[Website and app data records]
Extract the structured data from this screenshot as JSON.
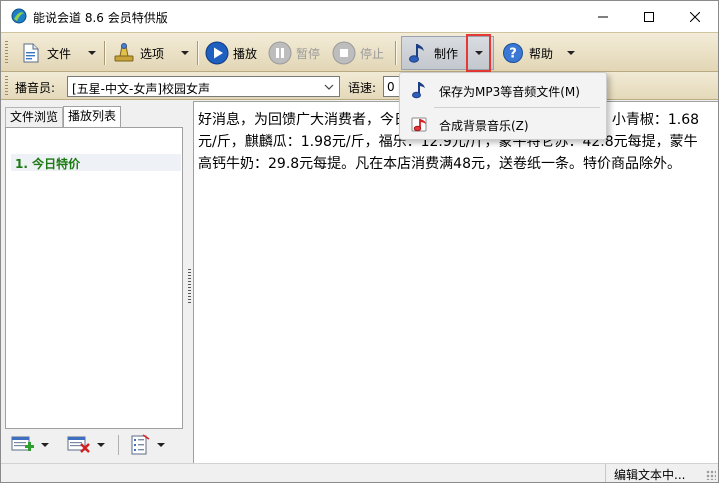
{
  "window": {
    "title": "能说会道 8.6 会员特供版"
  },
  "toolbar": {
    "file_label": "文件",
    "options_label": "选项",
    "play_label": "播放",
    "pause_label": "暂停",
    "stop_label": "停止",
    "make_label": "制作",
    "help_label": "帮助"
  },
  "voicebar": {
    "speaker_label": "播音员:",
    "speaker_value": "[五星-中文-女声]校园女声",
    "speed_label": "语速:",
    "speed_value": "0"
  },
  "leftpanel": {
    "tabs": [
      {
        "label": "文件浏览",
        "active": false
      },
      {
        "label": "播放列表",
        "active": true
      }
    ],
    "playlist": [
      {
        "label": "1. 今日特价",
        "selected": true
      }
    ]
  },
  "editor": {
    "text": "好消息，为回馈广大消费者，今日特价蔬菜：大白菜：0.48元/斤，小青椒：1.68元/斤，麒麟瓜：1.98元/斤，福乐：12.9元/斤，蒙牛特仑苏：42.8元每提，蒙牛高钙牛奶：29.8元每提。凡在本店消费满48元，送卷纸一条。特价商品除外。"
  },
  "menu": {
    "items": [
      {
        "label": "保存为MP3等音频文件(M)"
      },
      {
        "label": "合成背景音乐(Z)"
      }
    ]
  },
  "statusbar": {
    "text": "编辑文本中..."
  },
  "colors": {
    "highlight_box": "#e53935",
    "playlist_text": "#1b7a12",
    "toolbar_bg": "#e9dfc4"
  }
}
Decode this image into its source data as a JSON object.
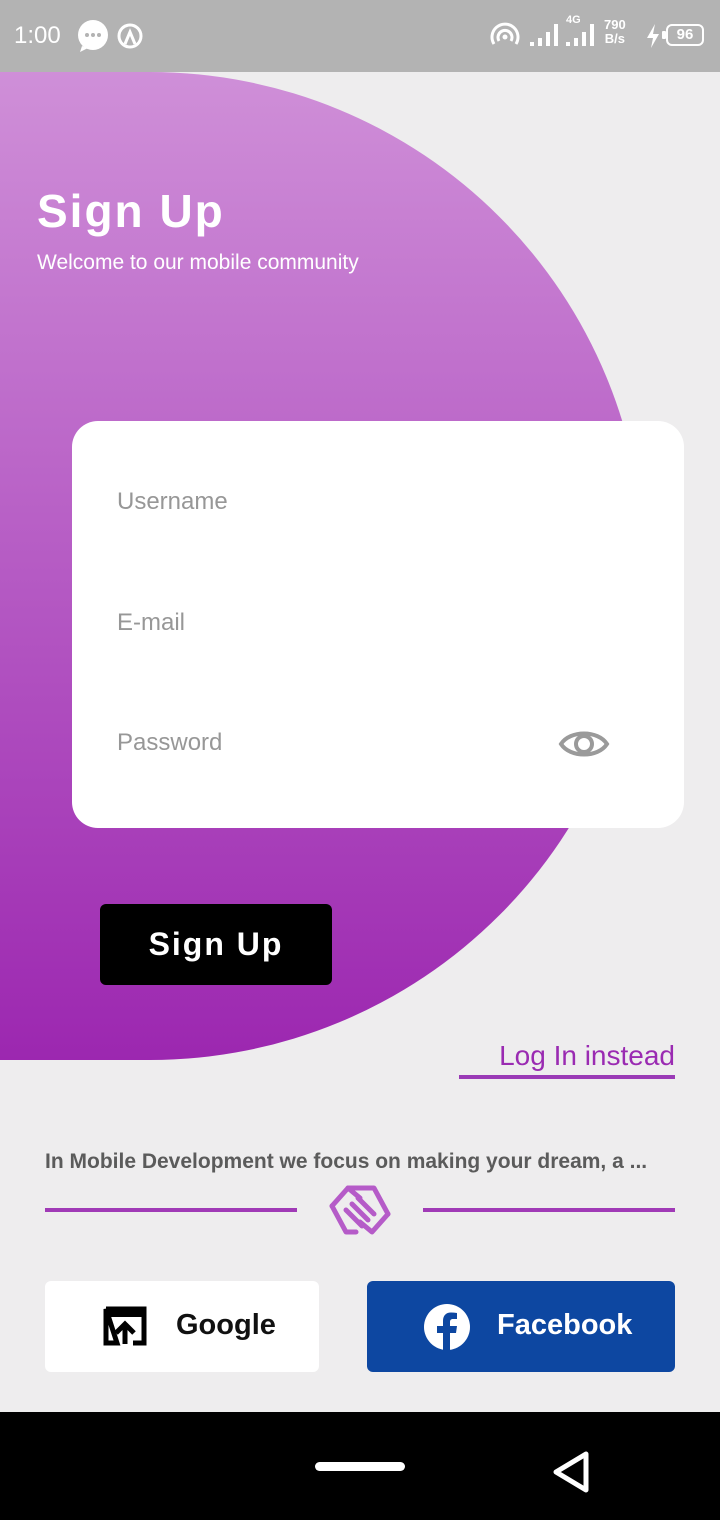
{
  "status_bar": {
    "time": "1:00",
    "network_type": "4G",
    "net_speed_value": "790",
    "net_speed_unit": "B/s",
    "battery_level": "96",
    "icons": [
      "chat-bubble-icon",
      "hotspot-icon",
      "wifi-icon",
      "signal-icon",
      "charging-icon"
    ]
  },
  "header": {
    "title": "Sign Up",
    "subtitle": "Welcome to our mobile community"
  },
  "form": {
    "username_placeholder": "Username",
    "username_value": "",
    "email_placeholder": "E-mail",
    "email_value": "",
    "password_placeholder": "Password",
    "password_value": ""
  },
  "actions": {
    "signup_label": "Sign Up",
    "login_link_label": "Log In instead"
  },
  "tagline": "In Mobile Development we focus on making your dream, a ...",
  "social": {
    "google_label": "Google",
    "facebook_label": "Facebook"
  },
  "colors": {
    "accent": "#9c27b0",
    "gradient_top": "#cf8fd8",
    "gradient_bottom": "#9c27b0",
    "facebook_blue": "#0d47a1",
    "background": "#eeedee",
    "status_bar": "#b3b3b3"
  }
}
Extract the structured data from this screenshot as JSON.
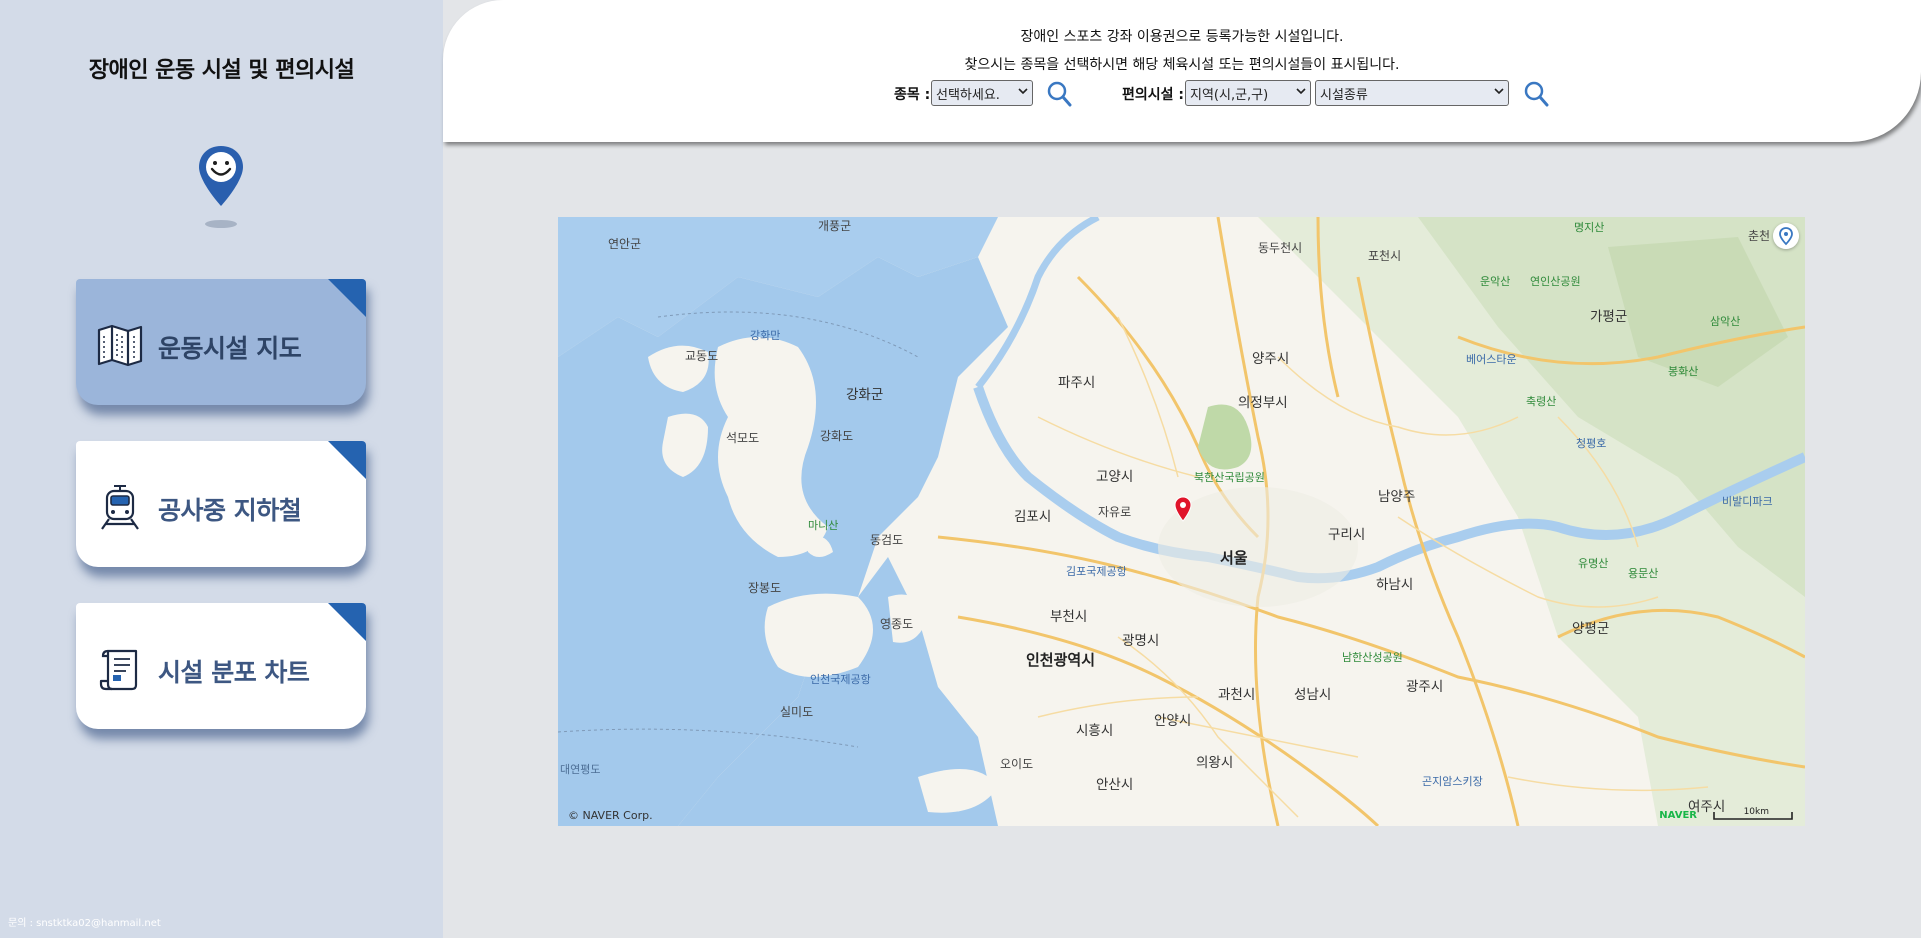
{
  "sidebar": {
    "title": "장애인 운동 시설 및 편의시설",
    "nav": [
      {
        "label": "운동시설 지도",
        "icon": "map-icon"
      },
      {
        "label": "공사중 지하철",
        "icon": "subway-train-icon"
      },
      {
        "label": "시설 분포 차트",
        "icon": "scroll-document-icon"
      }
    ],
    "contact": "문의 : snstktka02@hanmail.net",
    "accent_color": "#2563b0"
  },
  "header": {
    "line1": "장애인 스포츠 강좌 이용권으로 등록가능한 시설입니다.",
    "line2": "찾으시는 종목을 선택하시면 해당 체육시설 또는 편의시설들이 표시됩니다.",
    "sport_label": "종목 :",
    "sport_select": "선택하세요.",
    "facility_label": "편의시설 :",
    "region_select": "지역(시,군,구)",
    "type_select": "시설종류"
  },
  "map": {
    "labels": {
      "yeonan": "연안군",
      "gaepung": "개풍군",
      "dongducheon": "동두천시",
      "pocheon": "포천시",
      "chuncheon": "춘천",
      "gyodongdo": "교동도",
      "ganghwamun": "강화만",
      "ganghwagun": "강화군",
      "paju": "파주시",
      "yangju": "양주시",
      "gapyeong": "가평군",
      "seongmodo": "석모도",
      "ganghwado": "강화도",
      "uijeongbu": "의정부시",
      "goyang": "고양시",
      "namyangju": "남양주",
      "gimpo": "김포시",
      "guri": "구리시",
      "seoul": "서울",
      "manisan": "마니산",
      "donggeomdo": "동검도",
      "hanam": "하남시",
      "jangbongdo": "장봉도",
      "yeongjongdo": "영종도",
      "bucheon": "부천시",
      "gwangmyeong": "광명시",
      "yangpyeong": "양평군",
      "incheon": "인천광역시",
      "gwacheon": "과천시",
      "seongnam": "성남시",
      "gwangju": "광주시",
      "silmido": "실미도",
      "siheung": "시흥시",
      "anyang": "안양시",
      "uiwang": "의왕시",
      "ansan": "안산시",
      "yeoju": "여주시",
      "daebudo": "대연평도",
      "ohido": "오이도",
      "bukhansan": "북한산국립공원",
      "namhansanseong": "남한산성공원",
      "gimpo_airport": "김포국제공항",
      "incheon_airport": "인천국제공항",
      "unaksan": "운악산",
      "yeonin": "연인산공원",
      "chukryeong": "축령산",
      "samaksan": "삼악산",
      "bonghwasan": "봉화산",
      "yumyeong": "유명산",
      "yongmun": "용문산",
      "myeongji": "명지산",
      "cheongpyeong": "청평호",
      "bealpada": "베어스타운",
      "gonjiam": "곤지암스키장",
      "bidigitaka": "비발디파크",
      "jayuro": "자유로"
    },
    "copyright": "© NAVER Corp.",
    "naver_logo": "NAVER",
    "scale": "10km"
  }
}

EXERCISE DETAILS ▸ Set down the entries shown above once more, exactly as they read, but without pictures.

EXPECTED OUTPUT ▸
Extract the structured data from this screenshot as JSON.
{
  "window": {
    "title": "能说会道 8.6 会员特供版"
  },
  "toolbar": {
    "file_label": "文件",
    "options_label": "选项",
    "play_label": "播放",
    "pause_label": "暂停",
    "stop_label": "停止",
    "make_label": "制作",
    "help_label": "帮助"
  },
  "voicebar": {
    "speaker_label": "播音员:",
    "speaker_value": "[五星-中文-女声]校园女声",
    "speed_label": "语速:",
    "speed_value": "0"
  },
  "leftpanel": {
    "tabs": [
      {
        "label": "文件浏览",
        "active": false
      },
      {
        "label": "播放列表",
        "active": true
      }
    ],
    "playlist": [
      {
        "label": "1. 今日特价",
        "selected": true
      }
    ]
  },
  "editor": {
    "text": "好消息，为回馈广大消费者，今日特价蔬菜：大白菜：0.48元/斤，小青椒：1.68元/斤，麒麟瓜：1.98元/斤，福乐：12.9元/斤，蒙牛特仑苏：42.8元每提，蒙牛高钙牛奶：29.8元每提。凡在本店消费满48元，送卷纸一条。特价商品除外。"
  },
  "menu": {
    "items": [
      {
        "label": "保存为MP3等音频文件(M)"
      },
      {
        "label": "合成背景音乐(Z)"
      }
    ]
  },
  "statusbar": {
    "text": "编辑文本中..."
  },
  "colors": {
    "highlight_box": "#e53935",
    "playlist_text": "#1b7a12",
    "toolbar_bg": "#e9dfc4"
  }
}
Decode this image into its source data as a JSON object.
{
  "status_bar": {
    "time": "1:00",
    "network_type": "4G",
    "net_speed_value": "790",
    "net_speed_unit": "B/s",
    "battery_level": "96",
    "icons": [
      "chat-bubble-icon",
      "hotspot-icon",
      "wifi-icon",
      "signal-icon",
      "charging-icon"
    ]
  },
  "header": {
    "title": "Sign Up",
    "subtitle": "Welcome to our mobile community"
  },
  "form": {
    "username_placeholder": "Username",
    "username_value": "",
    "email_placeholder": "E-mail",
    "email_value": "",
    "password_placeholder": "Password",
    "password_value": ""
  },
  "actions": {
    "signup_label": "Sign Up",
    "login_link_label": "Log In instead"
  },
  "tagline": "In Mobile Development we focus on making your dream, a ...",
  "social": {
    "google_label": "Google",
    "facebook_label": "Facebook"
  },
  "colors": {
    "accent": "#9c27b0",
    "gradient_top": "#cf8fd8",
    "gradient_bottom": "#9c27b0",
    "facebook_blue": "#0d47a1",
    "background": "#eeedee",
    "status_bar": "#b3b3b3"
  }
}
Extract the structured data from this screenshot as JSON.
{
  "sidebar": {
    "title": "장애인 운동 시설 및 편의시설",
    "nav": [
      {
        "label": "운동시설 지도",
        "icon": "map-icon"
      },
      {
        "label": "공사중 지하철",
        "icon": "subway-train-icon"
      },
      {
        "label": "시설 분포 차트",
        "icon": "scroll-document-icon"
      }
    ],
    "contact": "문의 : snstktka02@hanmail.net",
    "accent_color": "#2563b0"
  },
  "header": {
    "line1": "장애인 스포츠 강좌 이용권으로 등록가능한 시설입니다.",
    "line2": "찾으시는 종목을 선택하시면 해당 체육시설 또는 편의시설들이 표시됩니다.",
    "sport_label": "종목 :",
    "sport_select": "선택하세요.",
    "facility_label": "편의시설 :",
    "region_select": "지역(시,군,구)",
    "type_select": "시설종류"
  },
  "map": {
    "labels": {
      "yeonan": "연안군",
      "gaepung": "개풍군",
      "dongducheon": "동두천시",
      "pocheon": "포천시",
      "chuncheon": "춘천",
      "gyodongdo": "교동도",
      "ganghwamun": "강화만",
      "ganghwagun": "강화군",
      "paju": "파주시",
      "yangju": "양주시",
      "gapyeong": "가평군",
      "seongmodo": "석모도",
      "ganghwado": "강화도",
      "uijeongbu": "의정부시",
      "goyang": "고양시",
      "namyangju": "남양주",
      "gimpo": "김포시",
      "guri": "구리시",
      "seoul": "서울",
      "manisan": "마니산",
      "donggeomdo": "동검도",
      "hanam": "하남시",
      "jangbongdo": "장봉도",
      "yeongjongdo": "영종도",
      "bucheon": "부천시",
      "gwangmyeong": "광명시",
      "yangpyeong": "양평군",
      "incheon": "인천광역시",
      "gwacheon": "과천시",
      "seongnam": "성남시",
      "gwangju": "광주시",
      "silmido": "실미도",
      "siheung": "시흥시",
      "anyang": "안양시",
      "uiwang": "의왕시",
      "ansan": "안산시",
      "yeoju": "여주시",
      "daebudo": "대연평도",
      "ohido": "오이도",
      "bukhansan": "북한산국립공원",
      "namhansanseong": "남한산성공원",
      "gimpo_airport": "김포국제공항",
      "incheon_airport": "인천국제공항",
      "unaksan": "운악산",
      "yeonin": "연인산공원",
      "chukryeong": "축령산",
      "samaksan": "삼악산",
      "bonghwasan": "봉화산",
      "yumyeong": "유명산",
      "yongmun": "용문산",
      "myeongji": "명지산",
      "cheongpyeong": "청평호",
      "bealpada": "베어스타운",
      "gonjiam": "곤지암스키장",
      "bidigitaka": "비발디파크",
      "jayuro": "자유로"
    },
    "copyright": "© NAVER Corp.",
    "naver_logo": "NAVER",
    "scale": "10km"
  }
}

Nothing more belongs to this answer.